Our calendar has lots of local events!
On Monday, “B Train service is suspended in Brooklyn, Manhattan and The Bronx,” AMNY reported. “Consider alternate routes and allow for additional travel time. In Brooklyn, take the Q train. In the Bronx, take the D train. In Manhattan, take the C and D trains.” The reason for the shutdown is “crew shortages.”
“Desmond M. Tutu, the cleric who used his pulpit and spirited oratory to help bring down apartheid in South Africa and then became the leading advocate of peaceful reconciliation under Black majority rule, died on Sunday in Cape Town. He was 90,” The New York Times reported. The tribute went on to explore the concept of “restorative justice,” which Archbishop Tutu championed, using an example familiar to Upper West Siders. “…take the case of Amy Cooper, a white woman who falsely claimed to the police that an amateur bird-watcher, Chris Cooper, who is Black, had threatened her. After a public outcry, she was fired from her job. Although she received some form of restorative justice, an even better approach would have been her keeping her job while her employer demanded that she read and study more about race, Black masculinity, white privilege and social injustice. The loss of her job as an act of retributive justice left all these structural issues aside and merely shamed her without transforming her or using her circumstances to throw light on similar cases.”
A man was pulled out of the Hudson River on Thursday around noon near West 93rd Street and Riverside Park by the NYPD Harbor Unit and the FDNY, a spokesperson told Patch. “The man was still alive and taken to the 79th Street Boat Basin, before getting transported to St. Luke’s Hospital, NYPD said.” No word on his condition.
“It’s starting to feel like the Upper West Side,” The Uptowner observed about Manhattanville (122nd-135th Streets), as a result of “gentrification.” It didn’t feel like a compliment. “[Columbia University’s] expansion into Manhattanville reflects and intensifies the neighborhood’s transition: it’s becoming whiter, richer and more educated. Crime is decreasing and rents increasing, generating a mixed reaction from local residents and business owners.”
There are photographs of Era, the 20-story condominium going up at 251 West 91st Street, in NYYimby. “…the reinforced concrete superstructure will yield 57 residences and features a dramatic set of stepped cantilevering setbacks on its northern elevation.” Neighbors weren’t happy with the “aesthetics” at first.
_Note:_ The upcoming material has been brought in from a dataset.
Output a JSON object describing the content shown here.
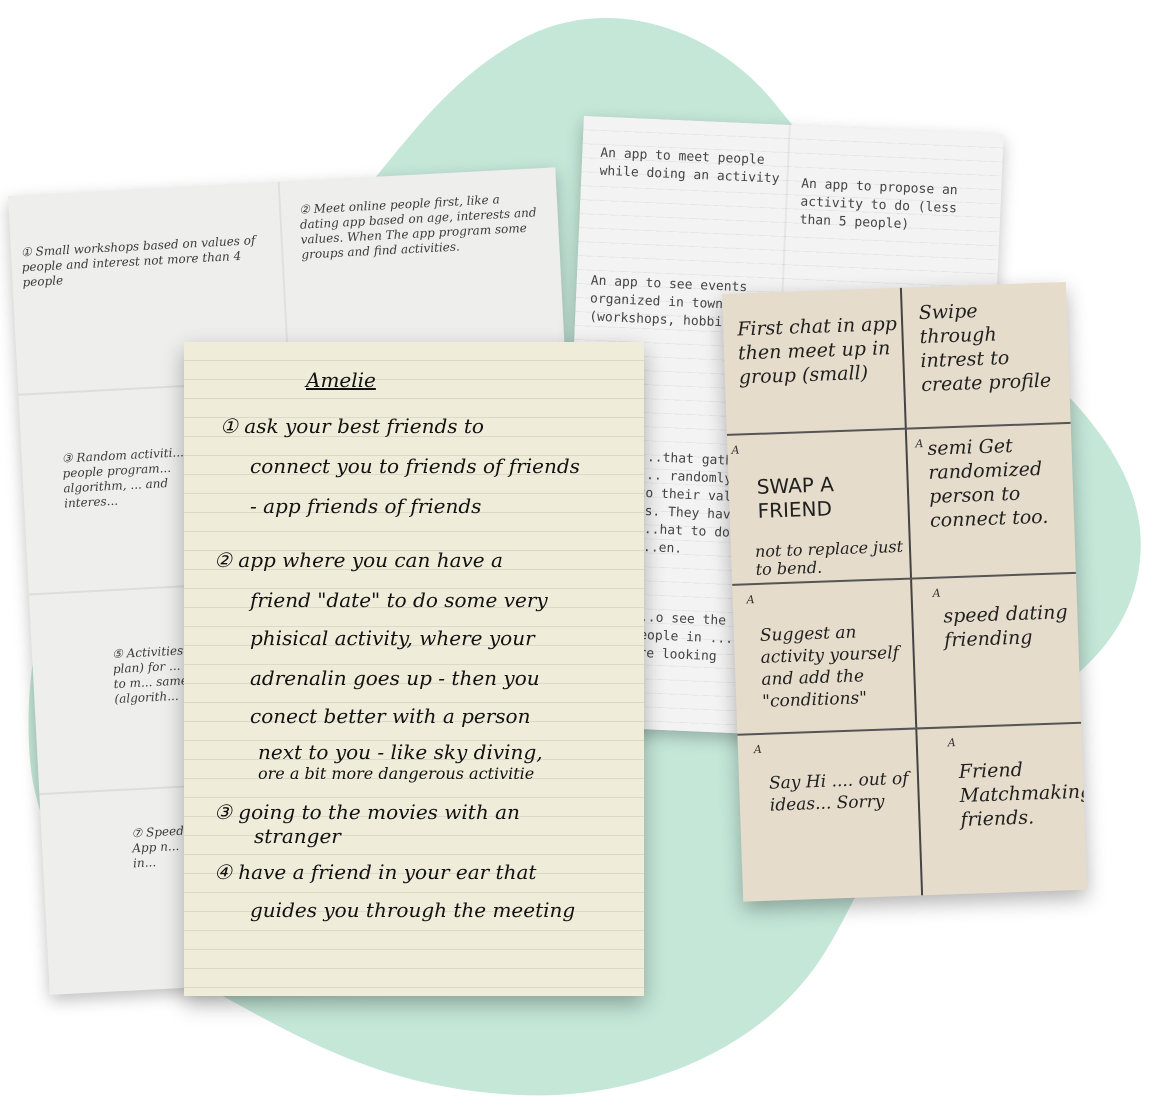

Let us know what you think now.
“Department of Transportation contractors somehow managed to misspell “MPH” — the acronym for “miles per hour” — eight times along Avenue B last week, the New York Post reported.
— oedipa maas Ⓥ (@oedipa_maas) December 18, 2021
This isn’t the first time DOT has been associated with a spelling error. “In 2003, an Upper West Side street was labeled “SCOOOL XING.”
Finally, Jay Sears moved from the Upper West Side in 2001 to Rye, New York, 31 miles northeast of the city. In 2006, Sears started MyRye.com, which is a hyper-local news site for his community. “I found the creation of MyRye.com a way to be close to and celebrate our community,” Sears wrote in a 2022 New Year’s message to his readers. He made us realize that we had let West Side Rag’s 10th anniversary pass unnoticed. The Rag was started in May, 2011, with the awareness that the Upper West Side needed a fresh local news site. We also knew the neighborhood was filled with talented people who could track down and write good news stories and features. It has worked out.
So, here’s to 10 years — and now nearly 11 — of The Rag. As one commenter recently wrote, “Long may it wave!”